- Activity
If a line in the listing below contains "true", return that line.

- Data for review
☆ ☆ ☆

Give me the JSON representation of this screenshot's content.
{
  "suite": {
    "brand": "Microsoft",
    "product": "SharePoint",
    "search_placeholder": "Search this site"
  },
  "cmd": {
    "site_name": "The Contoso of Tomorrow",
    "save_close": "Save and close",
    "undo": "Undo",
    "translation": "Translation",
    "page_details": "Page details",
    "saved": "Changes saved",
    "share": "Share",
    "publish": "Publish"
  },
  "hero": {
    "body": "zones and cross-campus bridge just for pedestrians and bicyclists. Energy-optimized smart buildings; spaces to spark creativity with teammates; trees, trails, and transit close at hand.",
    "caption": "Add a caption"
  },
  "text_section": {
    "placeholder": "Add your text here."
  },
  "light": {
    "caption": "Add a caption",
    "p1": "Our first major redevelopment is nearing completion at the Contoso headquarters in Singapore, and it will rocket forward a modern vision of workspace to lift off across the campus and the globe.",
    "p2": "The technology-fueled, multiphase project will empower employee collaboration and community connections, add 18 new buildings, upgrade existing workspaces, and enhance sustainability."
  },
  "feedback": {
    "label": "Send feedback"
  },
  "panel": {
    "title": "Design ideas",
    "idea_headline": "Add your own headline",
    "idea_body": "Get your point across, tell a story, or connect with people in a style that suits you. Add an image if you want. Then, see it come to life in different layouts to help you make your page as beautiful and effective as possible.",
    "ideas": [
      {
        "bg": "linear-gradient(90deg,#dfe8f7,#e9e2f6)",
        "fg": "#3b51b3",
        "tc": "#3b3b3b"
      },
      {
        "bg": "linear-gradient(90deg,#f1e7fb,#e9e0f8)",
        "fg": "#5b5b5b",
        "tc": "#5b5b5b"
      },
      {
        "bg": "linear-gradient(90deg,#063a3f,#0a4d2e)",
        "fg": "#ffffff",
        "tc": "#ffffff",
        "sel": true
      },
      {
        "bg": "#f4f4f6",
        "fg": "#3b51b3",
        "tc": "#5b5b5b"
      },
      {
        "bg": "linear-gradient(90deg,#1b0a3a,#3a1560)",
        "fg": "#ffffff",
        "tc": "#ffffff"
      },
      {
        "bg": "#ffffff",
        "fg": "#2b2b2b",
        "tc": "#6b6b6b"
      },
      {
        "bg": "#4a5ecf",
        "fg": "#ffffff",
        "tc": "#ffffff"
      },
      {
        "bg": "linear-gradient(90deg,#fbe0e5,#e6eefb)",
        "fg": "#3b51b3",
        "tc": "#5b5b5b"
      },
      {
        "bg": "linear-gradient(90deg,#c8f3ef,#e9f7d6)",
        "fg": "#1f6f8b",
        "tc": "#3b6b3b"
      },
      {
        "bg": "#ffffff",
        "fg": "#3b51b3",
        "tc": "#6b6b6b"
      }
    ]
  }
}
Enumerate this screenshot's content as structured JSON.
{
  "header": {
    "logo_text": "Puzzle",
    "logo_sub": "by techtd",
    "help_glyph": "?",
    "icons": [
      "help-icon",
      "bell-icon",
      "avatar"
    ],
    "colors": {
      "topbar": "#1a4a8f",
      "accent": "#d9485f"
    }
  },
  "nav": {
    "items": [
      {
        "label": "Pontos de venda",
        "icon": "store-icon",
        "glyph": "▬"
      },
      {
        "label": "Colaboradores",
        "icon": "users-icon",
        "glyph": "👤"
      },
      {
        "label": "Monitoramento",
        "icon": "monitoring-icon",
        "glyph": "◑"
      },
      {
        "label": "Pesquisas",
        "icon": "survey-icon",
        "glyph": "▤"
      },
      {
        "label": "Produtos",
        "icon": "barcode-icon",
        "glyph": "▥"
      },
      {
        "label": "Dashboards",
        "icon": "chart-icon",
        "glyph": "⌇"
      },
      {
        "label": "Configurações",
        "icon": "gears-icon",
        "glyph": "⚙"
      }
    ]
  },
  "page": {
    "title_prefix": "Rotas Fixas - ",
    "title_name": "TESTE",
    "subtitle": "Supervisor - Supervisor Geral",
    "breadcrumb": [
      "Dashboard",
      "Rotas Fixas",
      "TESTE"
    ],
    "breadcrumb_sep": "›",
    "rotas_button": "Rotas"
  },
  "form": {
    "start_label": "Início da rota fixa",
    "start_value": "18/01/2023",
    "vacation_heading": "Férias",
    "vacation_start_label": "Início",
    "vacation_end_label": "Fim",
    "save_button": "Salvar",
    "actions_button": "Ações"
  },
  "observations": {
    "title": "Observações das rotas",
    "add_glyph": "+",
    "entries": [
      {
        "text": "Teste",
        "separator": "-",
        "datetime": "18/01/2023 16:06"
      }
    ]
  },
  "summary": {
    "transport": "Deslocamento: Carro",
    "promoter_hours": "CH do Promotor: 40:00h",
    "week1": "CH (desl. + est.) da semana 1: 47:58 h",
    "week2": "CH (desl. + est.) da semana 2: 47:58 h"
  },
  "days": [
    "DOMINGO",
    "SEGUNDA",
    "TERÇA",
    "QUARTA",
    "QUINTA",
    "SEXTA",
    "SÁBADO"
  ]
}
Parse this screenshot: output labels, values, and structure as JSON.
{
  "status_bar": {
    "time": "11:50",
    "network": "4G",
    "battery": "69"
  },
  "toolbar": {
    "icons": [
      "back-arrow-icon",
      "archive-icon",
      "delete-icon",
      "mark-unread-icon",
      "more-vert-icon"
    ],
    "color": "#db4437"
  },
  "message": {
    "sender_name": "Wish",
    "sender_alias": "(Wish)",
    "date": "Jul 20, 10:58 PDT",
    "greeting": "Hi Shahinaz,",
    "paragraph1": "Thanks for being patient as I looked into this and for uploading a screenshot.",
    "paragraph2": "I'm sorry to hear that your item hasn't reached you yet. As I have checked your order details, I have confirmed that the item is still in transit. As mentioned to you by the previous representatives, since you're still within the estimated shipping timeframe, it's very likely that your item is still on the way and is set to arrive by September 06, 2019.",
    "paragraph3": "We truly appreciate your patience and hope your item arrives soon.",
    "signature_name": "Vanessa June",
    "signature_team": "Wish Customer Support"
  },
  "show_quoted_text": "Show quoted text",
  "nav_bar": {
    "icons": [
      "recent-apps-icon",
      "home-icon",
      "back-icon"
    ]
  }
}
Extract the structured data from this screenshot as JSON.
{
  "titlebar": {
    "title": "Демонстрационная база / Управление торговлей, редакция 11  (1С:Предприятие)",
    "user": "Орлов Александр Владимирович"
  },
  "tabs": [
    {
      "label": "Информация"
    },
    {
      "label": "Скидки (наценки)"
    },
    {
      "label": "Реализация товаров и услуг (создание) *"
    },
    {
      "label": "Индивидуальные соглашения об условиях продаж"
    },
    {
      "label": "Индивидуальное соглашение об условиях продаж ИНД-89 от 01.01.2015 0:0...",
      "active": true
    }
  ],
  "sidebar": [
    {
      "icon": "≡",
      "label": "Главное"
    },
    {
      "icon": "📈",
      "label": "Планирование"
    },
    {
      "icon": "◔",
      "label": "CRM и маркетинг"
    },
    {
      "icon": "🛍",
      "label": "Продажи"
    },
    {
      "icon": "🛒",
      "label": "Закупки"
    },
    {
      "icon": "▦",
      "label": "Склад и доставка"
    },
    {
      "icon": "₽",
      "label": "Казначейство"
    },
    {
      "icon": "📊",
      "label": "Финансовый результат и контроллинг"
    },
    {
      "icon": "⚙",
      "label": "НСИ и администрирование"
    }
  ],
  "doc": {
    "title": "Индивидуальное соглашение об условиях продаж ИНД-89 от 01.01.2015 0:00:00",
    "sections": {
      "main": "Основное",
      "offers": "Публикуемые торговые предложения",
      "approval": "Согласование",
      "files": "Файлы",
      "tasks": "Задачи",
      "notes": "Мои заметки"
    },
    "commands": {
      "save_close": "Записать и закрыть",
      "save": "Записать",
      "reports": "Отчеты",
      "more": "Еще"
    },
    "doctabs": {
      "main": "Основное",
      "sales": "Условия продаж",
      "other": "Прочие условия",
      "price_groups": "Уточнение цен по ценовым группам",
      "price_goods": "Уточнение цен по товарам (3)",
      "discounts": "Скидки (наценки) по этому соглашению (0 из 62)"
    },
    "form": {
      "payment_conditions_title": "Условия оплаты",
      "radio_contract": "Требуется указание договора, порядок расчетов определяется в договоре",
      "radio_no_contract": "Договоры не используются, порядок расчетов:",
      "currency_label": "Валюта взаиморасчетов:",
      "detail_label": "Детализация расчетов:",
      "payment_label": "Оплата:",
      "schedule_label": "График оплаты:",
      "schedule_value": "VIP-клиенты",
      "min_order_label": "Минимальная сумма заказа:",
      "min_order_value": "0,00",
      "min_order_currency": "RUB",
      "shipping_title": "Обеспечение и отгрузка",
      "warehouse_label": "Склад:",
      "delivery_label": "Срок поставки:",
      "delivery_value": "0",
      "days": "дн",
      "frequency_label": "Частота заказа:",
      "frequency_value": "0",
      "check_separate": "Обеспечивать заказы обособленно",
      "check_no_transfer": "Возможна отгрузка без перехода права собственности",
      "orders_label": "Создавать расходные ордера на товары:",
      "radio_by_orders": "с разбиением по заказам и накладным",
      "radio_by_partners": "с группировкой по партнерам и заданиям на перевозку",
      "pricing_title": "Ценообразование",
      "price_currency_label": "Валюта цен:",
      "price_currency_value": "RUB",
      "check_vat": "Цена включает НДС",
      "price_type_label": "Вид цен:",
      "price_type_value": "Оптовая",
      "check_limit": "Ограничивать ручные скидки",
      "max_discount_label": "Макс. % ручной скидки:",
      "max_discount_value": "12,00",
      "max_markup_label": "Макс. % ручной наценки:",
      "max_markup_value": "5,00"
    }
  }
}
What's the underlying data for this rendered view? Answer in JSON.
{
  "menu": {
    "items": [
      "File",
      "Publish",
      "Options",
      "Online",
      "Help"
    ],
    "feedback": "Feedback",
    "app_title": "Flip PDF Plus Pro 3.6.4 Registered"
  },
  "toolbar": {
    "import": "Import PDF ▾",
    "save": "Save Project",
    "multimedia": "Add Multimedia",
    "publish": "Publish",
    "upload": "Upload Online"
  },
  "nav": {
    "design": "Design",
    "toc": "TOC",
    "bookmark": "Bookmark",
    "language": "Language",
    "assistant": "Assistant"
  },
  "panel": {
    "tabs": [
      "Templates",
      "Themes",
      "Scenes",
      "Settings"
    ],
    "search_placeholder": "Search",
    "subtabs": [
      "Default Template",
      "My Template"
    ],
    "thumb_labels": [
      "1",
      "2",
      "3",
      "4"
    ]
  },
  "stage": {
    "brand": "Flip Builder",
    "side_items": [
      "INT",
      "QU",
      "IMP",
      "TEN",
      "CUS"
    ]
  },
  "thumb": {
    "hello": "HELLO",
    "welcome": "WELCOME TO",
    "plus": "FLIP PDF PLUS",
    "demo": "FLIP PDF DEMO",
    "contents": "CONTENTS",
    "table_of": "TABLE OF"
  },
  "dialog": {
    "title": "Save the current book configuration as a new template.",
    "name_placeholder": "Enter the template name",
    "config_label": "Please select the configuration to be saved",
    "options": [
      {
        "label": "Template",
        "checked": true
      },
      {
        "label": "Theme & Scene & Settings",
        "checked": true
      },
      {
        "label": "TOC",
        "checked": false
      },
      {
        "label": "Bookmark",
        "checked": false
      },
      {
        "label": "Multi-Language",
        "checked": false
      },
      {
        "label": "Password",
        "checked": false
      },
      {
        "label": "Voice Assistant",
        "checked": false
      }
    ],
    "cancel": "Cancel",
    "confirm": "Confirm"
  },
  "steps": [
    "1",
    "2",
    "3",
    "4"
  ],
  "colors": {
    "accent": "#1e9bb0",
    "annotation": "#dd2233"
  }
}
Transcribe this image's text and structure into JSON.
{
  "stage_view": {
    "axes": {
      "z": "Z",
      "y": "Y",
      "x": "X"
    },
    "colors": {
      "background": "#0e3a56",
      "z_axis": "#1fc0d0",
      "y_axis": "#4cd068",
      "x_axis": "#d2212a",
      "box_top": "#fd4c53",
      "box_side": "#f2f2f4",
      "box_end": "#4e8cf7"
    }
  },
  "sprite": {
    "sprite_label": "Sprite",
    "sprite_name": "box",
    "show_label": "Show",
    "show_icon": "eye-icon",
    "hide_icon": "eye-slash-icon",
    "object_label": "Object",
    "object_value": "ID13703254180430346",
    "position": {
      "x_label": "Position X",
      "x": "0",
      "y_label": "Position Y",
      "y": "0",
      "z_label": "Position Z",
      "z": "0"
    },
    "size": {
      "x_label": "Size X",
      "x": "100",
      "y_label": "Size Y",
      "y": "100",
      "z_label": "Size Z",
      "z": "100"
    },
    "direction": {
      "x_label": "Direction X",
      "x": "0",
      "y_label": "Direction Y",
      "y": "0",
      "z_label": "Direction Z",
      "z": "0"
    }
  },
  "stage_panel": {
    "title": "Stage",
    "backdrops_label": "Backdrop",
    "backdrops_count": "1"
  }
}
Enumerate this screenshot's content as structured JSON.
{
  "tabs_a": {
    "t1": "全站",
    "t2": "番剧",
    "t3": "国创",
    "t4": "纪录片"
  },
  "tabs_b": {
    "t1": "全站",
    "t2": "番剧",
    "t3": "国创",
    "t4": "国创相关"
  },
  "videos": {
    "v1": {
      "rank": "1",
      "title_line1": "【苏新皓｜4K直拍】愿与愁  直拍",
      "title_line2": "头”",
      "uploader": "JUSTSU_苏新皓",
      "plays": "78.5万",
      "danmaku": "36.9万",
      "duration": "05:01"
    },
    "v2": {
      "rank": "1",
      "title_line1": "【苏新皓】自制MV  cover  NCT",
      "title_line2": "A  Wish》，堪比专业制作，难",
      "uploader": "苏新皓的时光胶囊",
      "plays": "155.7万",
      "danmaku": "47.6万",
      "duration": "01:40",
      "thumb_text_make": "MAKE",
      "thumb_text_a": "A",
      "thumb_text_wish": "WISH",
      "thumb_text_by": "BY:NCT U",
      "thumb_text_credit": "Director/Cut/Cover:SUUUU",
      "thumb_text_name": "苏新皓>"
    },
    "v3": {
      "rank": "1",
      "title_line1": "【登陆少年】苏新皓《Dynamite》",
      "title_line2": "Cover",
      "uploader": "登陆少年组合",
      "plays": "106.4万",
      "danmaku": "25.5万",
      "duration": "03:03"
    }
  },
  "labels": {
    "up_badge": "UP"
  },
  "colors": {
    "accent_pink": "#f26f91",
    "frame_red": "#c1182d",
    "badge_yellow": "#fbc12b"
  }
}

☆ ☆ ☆

- Task solution
        "sel": true
      "active": true
        "checked": true
        "checked": true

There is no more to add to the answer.